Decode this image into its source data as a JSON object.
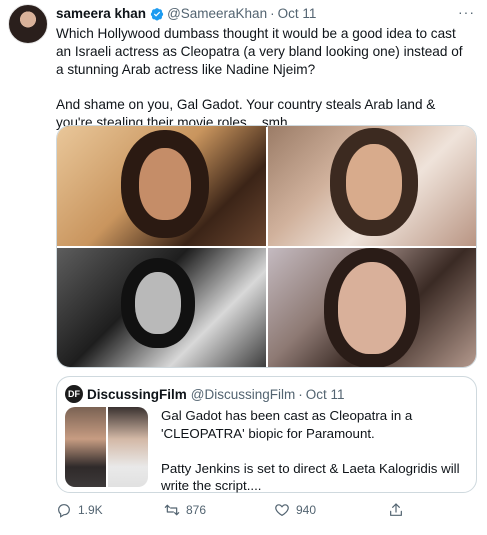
{
  "tweet": {
    "display_name": "sameera khan",
    "handle": "@SameeraKhan",
    "separator": "·",
    "date": "Oct 11",
    "text_lines": [
      "Which Hollywood dumbass thought it would be a good idea to cast an Israeli actress as Cleopatra (a very bland looking one) instead of a stunning Arab actress like Nadine Njeim?",
      "And shame on you, Gal Gadot. Your country steals Arab land & you're stealing their movie roles... smh."
    ]
  },
  "quoted_tweet": {
    "avatar_text": "DF",
    "display_name": "DiscussingFilm",
    "handle": "@DiscussingFilm",
    "separator": "·",
    "date": "Oct 11",
    "text_lines": [
      "Gal Gadot has been cast as Cleopatra in a 'CLEOPATRA' biopic for Paramount.",
      "Patty Jenkins is set to direct & Laeta Kalogridis will write the script...."
    ]
  },
  "actions": {
    "reply_count": "1.9K",
    "retweet_count": "876",
    "like_count": "940"
  },
  "colors": {
    "verified": "#1d9bf0",
    "muted_text": "#536471",
    "border": "#cfd9de"
  },
  "icons": {
    "more": "more-horizontal-icon",
    "verified": "verified-badge-icon",
    "reply": "reply-icon",
    "retweet": "retweet-icon",
    "like": "heart-icon",
    "share": "share-icon"
  }
}
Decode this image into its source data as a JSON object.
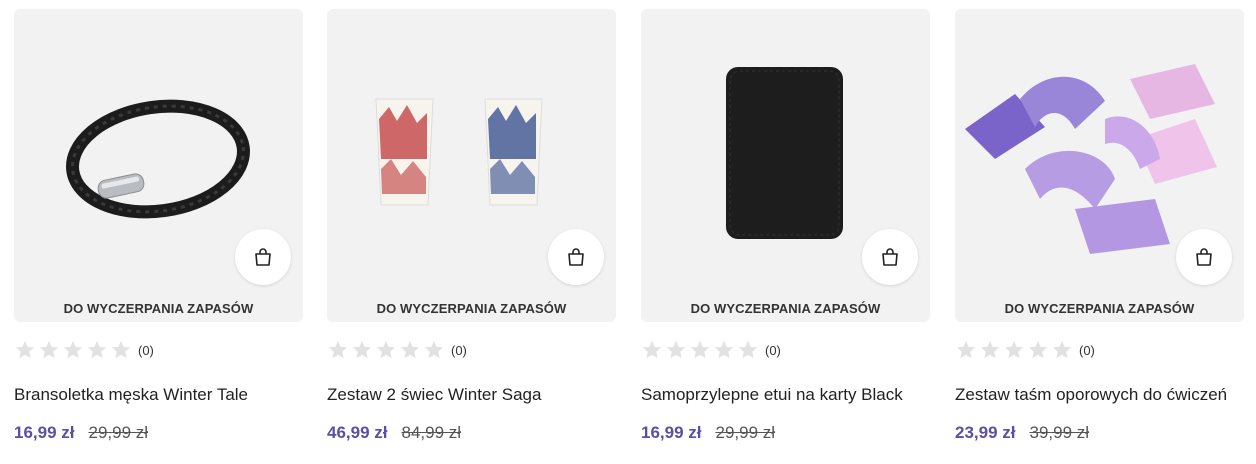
{
  "icons": {
    "cart": "shopping-bag-icon",
    "star": "star-outline-icon"
  },
  "colors": {
    "price": "#5b4fa3",
    "card_bg": "#f2f2f2",
    "star": "#d9d9d9"
  },
  "products": [
    {
      "badge": "DO WYCZERPANIA ZAPASÓW",
      "rating_count": "(0)",
      "name": "Bransoletka męska Winter Tale",
      "price": "16,99 zł",
      "old_price": "29,99 zł"
    },
    {
      "badge": "DO WYCZERPANIA ZAPASÓW",
      "rating_count": "(0)",
      "name": "Zestaw 2 świec Winter Saga",
      "price": "46,99 zł",
      "old_price": "84,99 zł"
    },
    {
      "badge": "DO WYCZERPANIA ZAPASÓW",
      "rating_count": "(0)",
      "name": "Samoprzylepne etui na karty Black",
      "price": "16,99 zł",
      "old_price": "29,99 zł"
    },
    {
      "badge": "DO WYCZERPANIA ZAPASÓW",
      "rating_count": "(0)",
      "name": "Zestaw taśm oporowych do ćwiczeń",
      "price": "23,99 zł",
      "old_price": "39,99 zł"
    }
  ]
}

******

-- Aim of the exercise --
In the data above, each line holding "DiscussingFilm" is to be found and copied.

-- Solution to the problem --
    "display_name": "DiscussingFilm",
    "handle": "@DiscussingFilm",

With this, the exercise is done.